1 John of Gaunt & King John of Portugal 1385England and Portugal have been pals since a pact of perpetual friendship was sealed with the Treaty of Windsor in 1386 – the oldest still-running alliance in the world.

Of course, like any friendship, there have been a few hiccups along the way, not least when Portugal ran out of direct heirs to its kingdom. Overrun by that ambitious Spaniard, Philip II of Spain in 1580, and forced to contribute ships to the Spanish Armada, there must have been a few beards scratched over that ticklish little problem.

But the alliance was not revoked. Indeed, it was reconfirmed when, in the 1660s, both Portugal and Britain regained their respective monarchies, and Charles II married Catherine of Braganza, daughter of Portugal’s King John IV.

There have been a few diplomatic difficulties since then, but somehow the friendship has survived. Despite a long succession of totalitarian rulers, the Portuguese people seem far more relaxed and friendly towards us Brits than their neighbours in Spain. No wonder so many of us flock down to the Algarve for our holidays!

2 15thC Portuguese caravelThere’s a lot more to Portugal than the Algarve, of course. It’s a couple of years or more since we travelled by motorhome from Santiago in northern Spain down through Portugal  to Lagos – missing out on Porto and Lisbon, but finding hidden gems like Evora and Alcobaça instead.

Recently, with just a week’s break, we flew from Southampton to Faro, drove to Lagos, and met up with friends spending the winter nearby. They were keen to take us to some great restaurants, where perfectly-cooked fish and delicious meat dishes were to be had for roughly the price of a hamburger in a UK McDonald’s.

Portugal has been famous for port for centuries, but there’s also the unfortified wine – rounded reds from the Alentejo region which rival anything from the rest of the world at half the price. Why don’t they export it? Or their fantastic sun-ripened fruit and veg? I don’t know, but it’s rarely seen in British supermarkets, despite Portugal’s membership of the EU. But maybe it’s better drunk and eaten there – just one of the reasons for going back.

Another reason is the scenery – from golden beaches along the Algarve to the wild cliffs and secret coves of the Atlantic coast.

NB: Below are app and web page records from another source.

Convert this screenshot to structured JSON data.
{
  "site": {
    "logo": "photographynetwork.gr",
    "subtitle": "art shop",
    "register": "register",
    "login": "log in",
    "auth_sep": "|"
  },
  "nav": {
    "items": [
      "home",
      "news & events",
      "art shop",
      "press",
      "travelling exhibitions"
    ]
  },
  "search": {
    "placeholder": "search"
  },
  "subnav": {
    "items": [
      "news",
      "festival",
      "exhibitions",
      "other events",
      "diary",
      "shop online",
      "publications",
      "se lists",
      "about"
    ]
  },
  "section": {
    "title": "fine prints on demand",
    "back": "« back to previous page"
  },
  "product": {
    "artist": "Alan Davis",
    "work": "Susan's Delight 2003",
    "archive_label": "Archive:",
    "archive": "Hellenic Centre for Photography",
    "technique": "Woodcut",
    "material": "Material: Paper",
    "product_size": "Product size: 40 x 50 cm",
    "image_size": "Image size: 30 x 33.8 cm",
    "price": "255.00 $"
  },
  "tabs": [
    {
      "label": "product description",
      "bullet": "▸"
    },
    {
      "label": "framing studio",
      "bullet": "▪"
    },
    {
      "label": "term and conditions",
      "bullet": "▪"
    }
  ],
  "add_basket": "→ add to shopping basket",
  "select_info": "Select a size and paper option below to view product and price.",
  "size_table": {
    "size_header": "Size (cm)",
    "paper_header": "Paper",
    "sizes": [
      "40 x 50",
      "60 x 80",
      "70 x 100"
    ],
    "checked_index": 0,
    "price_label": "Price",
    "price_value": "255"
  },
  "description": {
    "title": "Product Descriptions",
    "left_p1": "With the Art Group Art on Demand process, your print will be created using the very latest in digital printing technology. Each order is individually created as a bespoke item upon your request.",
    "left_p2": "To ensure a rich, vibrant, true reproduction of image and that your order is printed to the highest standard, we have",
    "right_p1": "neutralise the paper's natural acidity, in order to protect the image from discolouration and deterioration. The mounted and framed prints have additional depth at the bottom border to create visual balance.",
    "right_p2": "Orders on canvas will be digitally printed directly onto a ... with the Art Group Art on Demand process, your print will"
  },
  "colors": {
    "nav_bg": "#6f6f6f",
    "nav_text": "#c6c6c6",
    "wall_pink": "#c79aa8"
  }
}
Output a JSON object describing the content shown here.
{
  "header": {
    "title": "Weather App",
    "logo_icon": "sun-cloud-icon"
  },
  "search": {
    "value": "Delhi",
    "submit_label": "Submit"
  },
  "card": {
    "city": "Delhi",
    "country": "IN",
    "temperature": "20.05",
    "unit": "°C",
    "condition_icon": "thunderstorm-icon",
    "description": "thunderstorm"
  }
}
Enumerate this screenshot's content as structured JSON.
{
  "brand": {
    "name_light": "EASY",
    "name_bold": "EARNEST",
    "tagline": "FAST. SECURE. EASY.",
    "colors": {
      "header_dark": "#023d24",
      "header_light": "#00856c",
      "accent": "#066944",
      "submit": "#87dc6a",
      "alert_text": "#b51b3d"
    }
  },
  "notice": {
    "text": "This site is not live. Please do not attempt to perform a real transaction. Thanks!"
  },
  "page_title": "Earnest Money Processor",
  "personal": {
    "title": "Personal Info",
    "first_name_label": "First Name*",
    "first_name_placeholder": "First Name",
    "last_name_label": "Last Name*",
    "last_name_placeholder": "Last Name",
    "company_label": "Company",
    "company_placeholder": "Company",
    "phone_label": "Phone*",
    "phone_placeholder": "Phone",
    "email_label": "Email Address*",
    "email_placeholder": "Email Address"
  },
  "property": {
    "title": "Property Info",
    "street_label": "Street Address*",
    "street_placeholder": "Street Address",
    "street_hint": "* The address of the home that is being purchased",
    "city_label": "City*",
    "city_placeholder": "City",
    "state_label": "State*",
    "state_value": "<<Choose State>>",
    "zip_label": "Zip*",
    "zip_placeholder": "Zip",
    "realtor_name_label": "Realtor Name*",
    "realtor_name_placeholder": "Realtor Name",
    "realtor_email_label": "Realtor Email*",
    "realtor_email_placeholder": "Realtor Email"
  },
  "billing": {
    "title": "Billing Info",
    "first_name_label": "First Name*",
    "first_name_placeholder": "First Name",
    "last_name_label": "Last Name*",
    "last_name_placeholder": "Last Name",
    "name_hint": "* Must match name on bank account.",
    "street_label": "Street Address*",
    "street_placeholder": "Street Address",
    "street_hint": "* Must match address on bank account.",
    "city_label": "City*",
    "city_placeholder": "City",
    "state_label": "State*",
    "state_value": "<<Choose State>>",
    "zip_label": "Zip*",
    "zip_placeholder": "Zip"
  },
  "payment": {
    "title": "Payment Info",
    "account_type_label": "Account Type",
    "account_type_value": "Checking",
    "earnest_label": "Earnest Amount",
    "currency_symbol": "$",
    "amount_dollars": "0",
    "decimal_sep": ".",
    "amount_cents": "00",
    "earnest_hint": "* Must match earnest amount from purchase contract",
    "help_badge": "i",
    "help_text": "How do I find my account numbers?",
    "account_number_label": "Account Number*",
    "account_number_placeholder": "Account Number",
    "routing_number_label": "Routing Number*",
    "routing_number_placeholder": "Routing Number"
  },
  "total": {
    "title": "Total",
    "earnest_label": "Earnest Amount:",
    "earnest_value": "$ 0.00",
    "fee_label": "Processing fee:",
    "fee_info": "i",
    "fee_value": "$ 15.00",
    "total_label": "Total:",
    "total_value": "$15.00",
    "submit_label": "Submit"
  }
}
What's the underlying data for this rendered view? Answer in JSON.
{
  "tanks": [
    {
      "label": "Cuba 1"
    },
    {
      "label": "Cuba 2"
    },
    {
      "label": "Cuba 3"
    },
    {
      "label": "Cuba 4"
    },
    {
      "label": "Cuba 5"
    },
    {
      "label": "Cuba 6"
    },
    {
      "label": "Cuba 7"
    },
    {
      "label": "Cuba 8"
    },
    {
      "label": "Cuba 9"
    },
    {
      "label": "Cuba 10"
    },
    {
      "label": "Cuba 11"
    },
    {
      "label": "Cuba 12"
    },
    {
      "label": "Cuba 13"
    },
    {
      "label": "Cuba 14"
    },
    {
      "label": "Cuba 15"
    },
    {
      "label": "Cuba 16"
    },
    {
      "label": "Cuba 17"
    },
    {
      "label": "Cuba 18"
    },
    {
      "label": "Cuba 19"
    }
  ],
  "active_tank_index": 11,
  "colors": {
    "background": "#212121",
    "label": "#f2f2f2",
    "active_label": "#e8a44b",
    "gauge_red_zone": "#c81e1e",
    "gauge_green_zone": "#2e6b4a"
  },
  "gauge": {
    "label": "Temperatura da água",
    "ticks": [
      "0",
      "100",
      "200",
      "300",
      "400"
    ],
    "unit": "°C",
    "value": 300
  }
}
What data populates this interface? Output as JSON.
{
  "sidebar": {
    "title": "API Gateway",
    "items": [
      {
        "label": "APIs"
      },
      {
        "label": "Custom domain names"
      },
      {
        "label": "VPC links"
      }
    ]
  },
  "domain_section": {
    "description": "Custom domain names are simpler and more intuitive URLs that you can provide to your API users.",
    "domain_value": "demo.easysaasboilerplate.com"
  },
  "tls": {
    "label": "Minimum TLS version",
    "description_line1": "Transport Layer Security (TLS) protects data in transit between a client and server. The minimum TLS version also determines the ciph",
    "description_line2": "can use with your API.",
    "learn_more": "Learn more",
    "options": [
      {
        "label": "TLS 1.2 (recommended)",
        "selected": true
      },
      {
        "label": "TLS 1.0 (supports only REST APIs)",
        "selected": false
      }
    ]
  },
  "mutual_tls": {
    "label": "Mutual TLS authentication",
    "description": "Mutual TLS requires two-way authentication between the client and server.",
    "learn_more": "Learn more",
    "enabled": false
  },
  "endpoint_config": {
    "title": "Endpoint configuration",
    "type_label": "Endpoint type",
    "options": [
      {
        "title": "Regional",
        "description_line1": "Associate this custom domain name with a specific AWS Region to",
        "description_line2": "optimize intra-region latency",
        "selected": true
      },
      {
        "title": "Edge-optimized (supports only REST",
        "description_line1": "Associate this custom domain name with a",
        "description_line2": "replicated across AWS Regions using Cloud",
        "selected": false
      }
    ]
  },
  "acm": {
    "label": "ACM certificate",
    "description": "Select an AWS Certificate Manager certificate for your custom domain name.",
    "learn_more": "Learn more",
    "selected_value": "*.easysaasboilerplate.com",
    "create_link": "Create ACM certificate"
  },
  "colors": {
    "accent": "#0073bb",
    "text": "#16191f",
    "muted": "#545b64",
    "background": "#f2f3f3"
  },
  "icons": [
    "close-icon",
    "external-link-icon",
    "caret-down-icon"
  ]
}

On our first visit to Cape St Vincent – the most south-westerly point in Europe – Captain Peter said he’d seen it innumerable times from seaward while navigating his way home. After a worldwide voyage, sighting the Cape had always been an exciting moment – it meant home was only days away. So for him it was a particular joy to be there. He’d achieved an ambition to view it from landward – and what’s more, the land was beautiful.

We’ve paid homage each time since, thinking of all those early navigators who bravely left the known world in the 15th Century, venturing along strange coasts and across unknown seas in search of the route to the Indies…

3 Marriage of Philippa & King John of Portugal 1387In Portugal it brings Henry the Navigator to mind. Remember his name from history & geography lessons in school? He was the man who did the research and provided the backing for many of those 15th Century voyages of exploration. A lesser known fact is that Henry’s mother was English. She was Philippa of Lancaster, her father John of Gaunt, her brother Henry IV of England. In 1387 Philippa’s marriage to King John I of Portugal confirmed the Treaty of Windsor between the two countries.

So yes, Portugal’s an old friend – and that’s official. No wonder we feel so comfortable there.

images c/o Wikipedia